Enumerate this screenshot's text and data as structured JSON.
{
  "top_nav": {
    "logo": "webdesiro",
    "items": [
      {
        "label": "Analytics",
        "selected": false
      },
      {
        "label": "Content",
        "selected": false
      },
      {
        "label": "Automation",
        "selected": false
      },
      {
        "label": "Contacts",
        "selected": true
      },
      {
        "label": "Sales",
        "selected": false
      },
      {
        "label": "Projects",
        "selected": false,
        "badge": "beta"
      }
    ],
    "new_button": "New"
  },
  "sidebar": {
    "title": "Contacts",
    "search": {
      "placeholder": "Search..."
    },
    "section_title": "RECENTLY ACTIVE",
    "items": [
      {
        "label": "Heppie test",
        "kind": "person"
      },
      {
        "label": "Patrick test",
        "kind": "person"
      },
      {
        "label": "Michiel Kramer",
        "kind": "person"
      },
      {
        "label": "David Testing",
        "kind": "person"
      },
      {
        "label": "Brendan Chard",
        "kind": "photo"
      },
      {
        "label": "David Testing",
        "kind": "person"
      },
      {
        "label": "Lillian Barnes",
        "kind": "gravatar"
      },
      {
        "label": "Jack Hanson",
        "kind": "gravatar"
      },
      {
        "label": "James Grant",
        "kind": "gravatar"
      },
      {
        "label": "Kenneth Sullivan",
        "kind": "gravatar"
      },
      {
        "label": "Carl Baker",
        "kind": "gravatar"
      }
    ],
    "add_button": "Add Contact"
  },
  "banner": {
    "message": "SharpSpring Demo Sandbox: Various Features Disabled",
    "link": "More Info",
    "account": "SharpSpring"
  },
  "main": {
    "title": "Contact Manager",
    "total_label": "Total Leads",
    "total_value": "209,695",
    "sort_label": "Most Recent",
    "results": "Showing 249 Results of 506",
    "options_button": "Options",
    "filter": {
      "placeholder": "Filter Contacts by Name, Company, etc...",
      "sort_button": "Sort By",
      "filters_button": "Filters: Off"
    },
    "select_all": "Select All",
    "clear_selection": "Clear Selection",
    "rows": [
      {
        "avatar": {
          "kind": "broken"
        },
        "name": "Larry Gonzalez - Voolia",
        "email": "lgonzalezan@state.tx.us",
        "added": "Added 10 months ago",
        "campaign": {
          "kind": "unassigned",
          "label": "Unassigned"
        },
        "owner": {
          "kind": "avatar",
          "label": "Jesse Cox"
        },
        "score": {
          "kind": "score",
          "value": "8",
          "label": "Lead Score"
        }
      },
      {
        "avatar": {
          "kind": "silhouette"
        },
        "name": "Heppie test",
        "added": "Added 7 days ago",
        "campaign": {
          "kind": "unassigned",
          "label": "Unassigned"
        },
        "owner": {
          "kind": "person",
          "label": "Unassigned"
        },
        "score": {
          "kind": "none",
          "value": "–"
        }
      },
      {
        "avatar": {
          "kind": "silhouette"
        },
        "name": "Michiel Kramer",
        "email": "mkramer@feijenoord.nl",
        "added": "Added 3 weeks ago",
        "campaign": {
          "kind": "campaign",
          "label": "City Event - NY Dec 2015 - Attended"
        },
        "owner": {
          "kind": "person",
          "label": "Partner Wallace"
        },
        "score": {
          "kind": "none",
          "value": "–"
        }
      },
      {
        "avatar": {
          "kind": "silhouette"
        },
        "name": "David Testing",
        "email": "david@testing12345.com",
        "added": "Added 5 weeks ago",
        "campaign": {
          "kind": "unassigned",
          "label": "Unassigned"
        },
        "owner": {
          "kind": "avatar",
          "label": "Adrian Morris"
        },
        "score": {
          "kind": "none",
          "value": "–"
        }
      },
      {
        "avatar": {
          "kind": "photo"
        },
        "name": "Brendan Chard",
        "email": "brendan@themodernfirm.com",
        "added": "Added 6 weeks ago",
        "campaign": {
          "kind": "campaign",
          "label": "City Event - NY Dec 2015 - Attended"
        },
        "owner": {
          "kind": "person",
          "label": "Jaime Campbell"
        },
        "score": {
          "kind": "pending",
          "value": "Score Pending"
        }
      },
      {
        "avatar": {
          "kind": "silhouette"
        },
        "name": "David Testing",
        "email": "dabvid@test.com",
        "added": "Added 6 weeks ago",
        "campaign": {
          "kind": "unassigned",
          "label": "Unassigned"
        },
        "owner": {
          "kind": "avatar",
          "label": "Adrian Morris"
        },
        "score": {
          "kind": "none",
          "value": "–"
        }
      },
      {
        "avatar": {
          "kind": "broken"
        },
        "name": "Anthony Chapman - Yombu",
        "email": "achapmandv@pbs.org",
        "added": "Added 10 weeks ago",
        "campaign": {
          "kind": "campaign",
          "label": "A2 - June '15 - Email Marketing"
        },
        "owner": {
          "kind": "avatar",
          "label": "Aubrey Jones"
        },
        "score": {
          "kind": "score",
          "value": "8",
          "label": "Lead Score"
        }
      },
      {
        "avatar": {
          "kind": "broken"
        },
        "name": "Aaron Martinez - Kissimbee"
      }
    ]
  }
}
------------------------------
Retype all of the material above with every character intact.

SOLVED PROBLEM:
Enumerate this screenshot's text and data as structured JSON.
{
  "top_nav": {
    "logo": "webdesiro",
    "items": [
      {
        "label": "Analytics",
        "selected": false
      },
      {
        "label": "Content",
        "selected": false
      },
      {
        "label": "Automation",
        "selected": false
      },
      {
        "label": "Contacts",
        "selected": true
      },
      {
        "label": "Sales",
        "selected": false
      },
      {
        "label": "Projects",
        "selected": false,
        "badge": "beta"
      }
    ],
    "new_button": "New"
  },
  "sidebar": {
    "title": "Contacts",
    "search": {
      "placeholder": "Search..."
    },
    "section_title": "RECENTLY ACTIVE",
    "items": [
      {
        "label": "Heppie test",
        "kind": "person"
      },
      {
        "label": "Patrick test",
        "kind": "person"
      },
      {
        "label": "Michiel Kramer",
        "kind": "person"
      },
      {
        "label": "David Testing",
        "kind": "person"
      },
      {
        "label": "Brendan Chard",
        "kind": "photo"
      },
      {
        "label": "David Testing",
        "kind": "person"
      },
      {
        "label": "Lillian Barnes",
        "kind": "gravatar"
      },
      {
        "label": "Jack Hanson",
        "kind": "gravatar"
      },
      {
        "label": "James Grant",
        "kind": "gravatar"
      },
      {
        "label": "Kenneth Sullivan",
        "kind": "gravatar"
      },
      {
        "label": "Carl Baker",
        "kind": "gravatar"
      }
    ],
    "add_button": "Add Contact"
  },
  "banner": {
    "message": "SharpSpring Demo Sandbox: Various Features Disabled",
    "link": "More Info",
    "account": "SharpSpring"
  },
  "main": {
    "title": "Contact Manager",
    "total_label": "Total Leads",
    "total_value": "209,695",
    "sort_label": "Most Recent",
    "results": "Showing 249 Results of 506",
    "options_button": "Options",
    "filter": {
      "placeholder": "Filter Contacts by Name, Company, etc...",
      "sort_button": "Sort By",
      "filters_button": "Filters: Off"
    },
    "select_all": "Select All",
    "clear_selection": "Clear Selection",
    "rows": [
      {
        "avatar": {
          "kind": "broken"
        },
        "name": "Larry Gonzalez - Voolia",
        "email": "lgonzalezan@state.tx.us",
        "added": "Added 10 months ago",
        "campaign": {
          "kind": "unassigned",
          "label": "Unassigned"
        },
        "owner": {
          "kind": "avatar",
          "label": "Jesse Cox"
        },
        "score": {
          "kind": "score",
          "value": "8",
          "label": "Lead Score"
        }
      },
      {
        "avatar": {
          "kind": "silhouette"
        },
        "name": "Heppie test",
        "added": "Added 7 days ago",
        "campaign": {
          "kind": "unassigned",
          "label": "Unassigned"
        },
        "owner": {
          "kind": "person",
          "label": "Unassigned"
        },
        "score": {
          "kind": "none",
          "value": "–"
        }
      },
      {
        "avatar": {
          "kind": "silhouette"
        },
        "name": "Michiel Kramer",
        "email": "mkramer@feijenoord.nl",
        "added": "Added 3 weeks ago",
        "campaign": {
          "kind": "campaign",
          "label": "City Event - NY Dec 2015 - Attended"
        },
        "owner": {
          "kind": "person",
          "label": "Partner Wallace"
        },
        "score": {
          "kind": "none",
          "value": "–"
        }
      },
      {
        "avatar": {
          "kind": "silhouette"
        },
        "name": "David Testing",
        "email": "david@testing12345.com",
        "added": "Added 5 weeks ago",
        "campaign": {
          "kind": "unassigned",
          "label": "Unassigned"
        },
        "owner": {
          "kind": "avatar",
          "label": "Adrian Morris"
        },
        "score": {
          "kind": "none",
          "value": "–"
        }
      },
      {
        "avatar": {
          "kind": "photo"
        },
        "name": "Brendan Chard",
        "email": "brendan@themodernfirm.com",
        "added": "Added 6 weeks ago",
        "campaign": {
          "kind": "campaign",
          "label": "City Event - NY Dec 2015 - Attended"
        },
        "owner": {
          "kind": "person",
          "label": "Jaime Campbell"
        },
        "score": {
          "kind": "pending",
          "value": "Score Pending"
        }
      },
      {
        "avatar": {
          "kind": "silhouette"
        },
        "name": "David Testing",
        "email": "dabvid@test.com",
        "added": "Added 6 weeks ago",
        "campaign": {
          "kind": "unassigned",
          "label": "Unassigned"
        },
        "owner": {
          "kind": "avatar",
          "label": "Adrian Morris"
        },
        "score": {
          "kind": "none",
          "value": "–"
        }
      },
      {
        "avatar": {
          "kind": "broken"
        },
        "name": "Anthony Chapman - Yombu",
        "email": "achapmandv@pbs.org",
        "added": "Added 10 weeks ago",
        "campaign": {
          "kind": "campaign",
          "label": "A2 - June '15 - Email Marketing"
        },
        "owner": {
          "kind": "avatar",
          "label": "Aubrey Jones"
        },
        "score": {
          "kind": "score",
          "value": "8",
          "label": "Lead Score"
        }
      },
      {
        "avatar": {
          "kind": "broken"
        },
        "name": "Aaron Martinez - Kissimbee"
      }
    ]
  }
}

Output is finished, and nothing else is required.